== Segment start ==

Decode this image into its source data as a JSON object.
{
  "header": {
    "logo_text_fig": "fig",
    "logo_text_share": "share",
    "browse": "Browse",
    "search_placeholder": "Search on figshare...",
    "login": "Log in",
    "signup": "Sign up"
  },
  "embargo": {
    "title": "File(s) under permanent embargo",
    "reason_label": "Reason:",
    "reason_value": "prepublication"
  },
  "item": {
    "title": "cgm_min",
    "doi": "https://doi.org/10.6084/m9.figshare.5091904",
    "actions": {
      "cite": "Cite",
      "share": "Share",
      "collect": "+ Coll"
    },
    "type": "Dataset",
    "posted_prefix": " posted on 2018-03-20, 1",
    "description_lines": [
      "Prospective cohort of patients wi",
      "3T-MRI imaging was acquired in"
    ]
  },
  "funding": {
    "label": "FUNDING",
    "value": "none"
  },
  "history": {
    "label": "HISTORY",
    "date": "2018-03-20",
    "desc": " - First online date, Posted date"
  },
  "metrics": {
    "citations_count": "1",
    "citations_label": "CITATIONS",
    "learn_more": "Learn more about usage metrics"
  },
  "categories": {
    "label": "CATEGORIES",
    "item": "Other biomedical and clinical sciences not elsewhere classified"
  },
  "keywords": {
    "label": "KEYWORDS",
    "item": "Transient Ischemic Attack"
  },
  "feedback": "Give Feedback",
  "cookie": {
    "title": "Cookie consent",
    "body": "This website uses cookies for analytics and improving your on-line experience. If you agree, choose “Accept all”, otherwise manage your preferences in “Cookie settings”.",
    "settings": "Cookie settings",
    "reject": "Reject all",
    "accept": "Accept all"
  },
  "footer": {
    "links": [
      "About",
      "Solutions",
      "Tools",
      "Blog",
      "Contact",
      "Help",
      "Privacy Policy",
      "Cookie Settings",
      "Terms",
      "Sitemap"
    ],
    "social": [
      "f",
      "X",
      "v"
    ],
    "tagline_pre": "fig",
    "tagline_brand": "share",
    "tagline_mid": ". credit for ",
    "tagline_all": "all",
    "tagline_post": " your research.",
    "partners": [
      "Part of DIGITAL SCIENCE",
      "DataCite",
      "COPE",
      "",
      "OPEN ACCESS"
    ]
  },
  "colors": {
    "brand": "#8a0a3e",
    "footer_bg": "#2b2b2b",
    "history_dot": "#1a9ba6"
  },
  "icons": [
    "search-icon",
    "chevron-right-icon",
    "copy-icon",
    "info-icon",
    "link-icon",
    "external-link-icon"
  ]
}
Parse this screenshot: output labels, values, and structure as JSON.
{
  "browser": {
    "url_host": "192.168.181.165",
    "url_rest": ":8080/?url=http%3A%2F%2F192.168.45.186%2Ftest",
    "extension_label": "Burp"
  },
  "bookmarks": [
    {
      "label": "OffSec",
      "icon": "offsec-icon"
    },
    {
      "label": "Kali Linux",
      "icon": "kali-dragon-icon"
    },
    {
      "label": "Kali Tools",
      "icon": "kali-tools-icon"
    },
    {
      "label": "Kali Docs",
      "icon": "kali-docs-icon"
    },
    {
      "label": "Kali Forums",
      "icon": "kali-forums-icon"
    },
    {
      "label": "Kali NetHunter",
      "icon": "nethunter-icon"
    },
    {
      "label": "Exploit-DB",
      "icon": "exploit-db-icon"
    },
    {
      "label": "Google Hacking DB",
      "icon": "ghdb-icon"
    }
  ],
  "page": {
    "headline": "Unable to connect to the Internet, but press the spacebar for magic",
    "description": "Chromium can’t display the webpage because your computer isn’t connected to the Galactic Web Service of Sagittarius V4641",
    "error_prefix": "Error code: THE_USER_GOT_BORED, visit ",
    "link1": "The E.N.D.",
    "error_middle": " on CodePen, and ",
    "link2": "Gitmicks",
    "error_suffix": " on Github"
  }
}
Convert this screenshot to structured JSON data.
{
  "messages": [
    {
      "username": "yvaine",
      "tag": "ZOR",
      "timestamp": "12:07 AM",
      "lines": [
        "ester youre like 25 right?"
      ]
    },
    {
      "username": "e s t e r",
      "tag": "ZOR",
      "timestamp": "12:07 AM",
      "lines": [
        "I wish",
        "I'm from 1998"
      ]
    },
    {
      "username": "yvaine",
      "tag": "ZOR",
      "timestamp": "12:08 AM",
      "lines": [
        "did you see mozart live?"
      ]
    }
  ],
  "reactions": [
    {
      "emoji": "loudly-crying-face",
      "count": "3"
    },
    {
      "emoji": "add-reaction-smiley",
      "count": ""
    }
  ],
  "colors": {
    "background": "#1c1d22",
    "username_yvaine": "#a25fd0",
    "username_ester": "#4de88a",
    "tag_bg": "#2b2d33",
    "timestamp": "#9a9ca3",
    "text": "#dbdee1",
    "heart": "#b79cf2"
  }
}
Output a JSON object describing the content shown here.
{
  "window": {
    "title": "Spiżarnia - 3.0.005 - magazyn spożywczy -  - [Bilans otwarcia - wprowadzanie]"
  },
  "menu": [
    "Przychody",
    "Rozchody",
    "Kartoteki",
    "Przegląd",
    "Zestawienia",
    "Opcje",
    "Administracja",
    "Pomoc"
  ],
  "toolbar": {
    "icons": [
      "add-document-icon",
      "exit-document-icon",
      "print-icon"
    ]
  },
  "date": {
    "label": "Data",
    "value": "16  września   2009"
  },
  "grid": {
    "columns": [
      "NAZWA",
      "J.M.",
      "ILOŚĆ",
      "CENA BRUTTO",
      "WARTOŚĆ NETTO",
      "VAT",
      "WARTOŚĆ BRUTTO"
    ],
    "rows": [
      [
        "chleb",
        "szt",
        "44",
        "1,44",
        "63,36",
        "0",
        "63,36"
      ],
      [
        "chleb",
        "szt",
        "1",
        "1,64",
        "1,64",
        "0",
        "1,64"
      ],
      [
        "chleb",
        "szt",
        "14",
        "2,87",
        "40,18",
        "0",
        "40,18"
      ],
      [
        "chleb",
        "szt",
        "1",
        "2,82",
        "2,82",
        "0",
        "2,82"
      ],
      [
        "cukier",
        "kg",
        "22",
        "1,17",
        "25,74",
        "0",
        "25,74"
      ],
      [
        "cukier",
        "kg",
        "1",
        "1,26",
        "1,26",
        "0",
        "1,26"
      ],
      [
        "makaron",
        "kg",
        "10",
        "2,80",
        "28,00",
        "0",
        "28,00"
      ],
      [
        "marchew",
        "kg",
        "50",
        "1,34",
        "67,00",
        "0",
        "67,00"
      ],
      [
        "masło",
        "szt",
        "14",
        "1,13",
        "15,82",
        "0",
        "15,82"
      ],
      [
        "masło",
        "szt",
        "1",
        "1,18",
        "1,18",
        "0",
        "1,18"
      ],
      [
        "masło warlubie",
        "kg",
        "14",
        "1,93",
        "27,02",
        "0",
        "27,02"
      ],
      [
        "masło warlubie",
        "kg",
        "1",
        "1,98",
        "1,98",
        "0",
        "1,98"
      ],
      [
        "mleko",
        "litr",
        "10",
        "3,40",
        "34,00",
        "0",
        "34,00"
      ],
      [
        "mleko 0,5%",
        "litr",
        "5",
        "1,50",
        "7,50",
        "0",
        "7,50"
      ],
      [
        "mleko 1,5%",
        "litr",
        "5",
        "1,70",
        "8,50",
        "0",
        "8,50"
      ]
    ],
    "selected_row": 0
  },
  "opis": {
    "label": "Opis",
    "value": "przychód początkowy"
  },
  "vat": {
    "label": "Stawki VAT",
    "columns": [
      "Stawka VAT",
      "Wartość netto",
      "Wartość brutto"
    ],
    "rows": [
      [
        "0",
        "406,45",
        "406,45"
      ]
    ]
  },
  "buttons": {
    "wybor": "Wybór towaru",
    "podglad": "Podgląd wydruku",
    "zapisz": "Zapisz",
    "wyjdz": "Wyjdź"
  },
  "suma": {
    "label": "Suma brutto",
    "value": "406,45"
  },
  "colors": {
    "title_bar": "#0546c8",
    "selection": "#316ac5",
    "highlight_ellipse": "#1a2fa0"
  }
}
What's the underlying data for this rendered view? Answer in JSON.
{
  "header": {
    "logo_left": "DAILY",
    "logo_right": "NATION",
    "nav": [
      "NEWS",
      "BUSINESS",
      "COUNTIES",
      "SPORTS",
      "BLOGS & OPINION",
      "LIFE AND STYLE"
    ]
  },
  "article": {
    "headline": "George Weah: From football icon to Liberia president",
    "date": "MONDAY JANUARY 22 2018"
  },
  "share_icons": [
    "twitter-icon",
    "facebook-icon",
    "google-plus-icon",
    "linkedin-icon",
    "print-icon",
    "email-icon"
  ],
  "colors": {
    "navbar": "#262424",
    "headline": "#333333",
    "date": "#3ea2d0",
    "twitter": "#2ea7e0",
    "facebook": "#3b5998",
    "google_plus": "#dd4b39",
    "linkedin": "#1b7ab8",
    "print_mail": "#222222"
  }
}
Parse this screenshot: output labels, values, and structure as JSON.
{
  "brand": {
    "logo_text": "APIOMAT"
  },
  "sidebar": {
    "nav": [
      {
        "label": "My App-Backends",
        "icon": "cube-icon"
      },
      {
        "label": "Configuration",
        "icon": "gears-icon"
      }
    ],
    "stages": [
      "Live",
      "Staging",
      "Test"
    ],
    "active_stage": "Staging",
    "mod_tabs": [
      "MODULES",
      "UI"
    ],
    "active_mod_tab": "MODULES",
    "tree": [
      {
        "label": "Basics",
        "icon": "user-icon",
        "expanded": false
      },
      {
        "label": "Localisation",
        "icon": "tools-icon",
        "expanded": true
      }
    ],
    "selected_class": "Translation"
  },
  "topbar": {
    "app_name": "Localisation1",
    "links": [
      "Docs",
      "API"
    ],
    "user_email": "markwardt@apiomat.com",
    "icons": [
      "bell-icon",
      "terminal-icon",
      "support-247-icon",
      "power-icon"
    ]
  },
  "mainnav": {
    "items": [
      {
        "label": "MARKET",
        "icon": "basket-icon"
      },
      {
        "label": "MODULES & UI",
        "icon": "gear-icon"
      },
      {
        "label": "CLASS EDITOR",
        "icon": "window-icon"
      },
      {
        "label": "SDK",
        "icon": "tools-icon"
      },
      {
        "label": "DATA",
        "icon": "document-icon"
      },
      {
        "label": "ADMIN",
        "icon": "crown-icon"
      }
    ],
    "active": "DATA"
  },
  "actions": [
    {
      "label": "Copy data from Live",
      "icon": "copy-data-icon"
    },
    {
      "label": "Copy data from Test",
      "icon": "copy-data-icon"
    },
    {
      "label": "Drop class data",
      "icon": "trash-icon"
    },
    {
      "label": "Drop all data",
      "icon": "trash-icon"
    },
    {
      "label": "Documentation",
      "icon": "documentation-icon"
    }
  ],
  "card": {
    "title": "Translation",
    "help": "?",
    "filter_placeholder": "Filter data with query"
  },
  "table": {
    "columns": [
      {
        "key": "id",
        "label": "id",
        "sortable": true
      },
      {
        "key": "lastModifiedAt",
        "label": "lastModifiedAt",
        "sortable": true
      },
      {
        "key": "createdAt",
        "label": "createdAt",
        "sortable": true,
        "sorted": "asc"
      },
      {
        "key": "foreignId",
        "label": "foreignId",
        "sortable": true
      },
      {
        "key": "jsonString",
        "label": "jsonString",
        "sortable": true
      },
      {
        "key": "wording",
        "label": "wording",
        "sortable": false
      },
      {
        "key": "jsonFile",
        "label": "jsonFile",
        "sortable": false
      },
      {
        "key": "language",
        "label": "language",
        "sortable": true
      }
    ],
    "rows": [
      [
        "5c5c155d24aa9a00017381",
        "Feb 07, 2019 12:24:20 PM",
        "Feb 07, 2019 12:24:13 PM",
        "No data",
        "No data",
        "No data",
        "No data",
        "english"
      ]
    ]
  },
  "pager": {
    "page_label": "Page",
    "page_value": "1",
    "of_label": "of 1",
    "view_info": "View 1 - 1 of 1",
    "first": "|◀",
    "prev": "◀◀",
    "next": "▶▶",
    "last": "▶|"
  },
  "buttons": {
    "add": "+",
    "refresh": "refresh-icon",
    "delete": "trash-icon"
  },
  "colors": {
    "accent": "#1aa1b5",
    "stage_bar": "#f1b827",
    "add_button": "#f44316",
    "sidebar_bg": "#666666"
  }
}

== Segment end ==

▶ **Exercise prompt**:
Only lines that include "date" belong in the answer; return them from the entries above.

▶ **Output**:
    "date": "2018-03-20",
    "desc": " - First online date, Posted date"
  "date": {
    "date": "MONDAY JANUARY 22 2018"
    "date": "#3ea2d0",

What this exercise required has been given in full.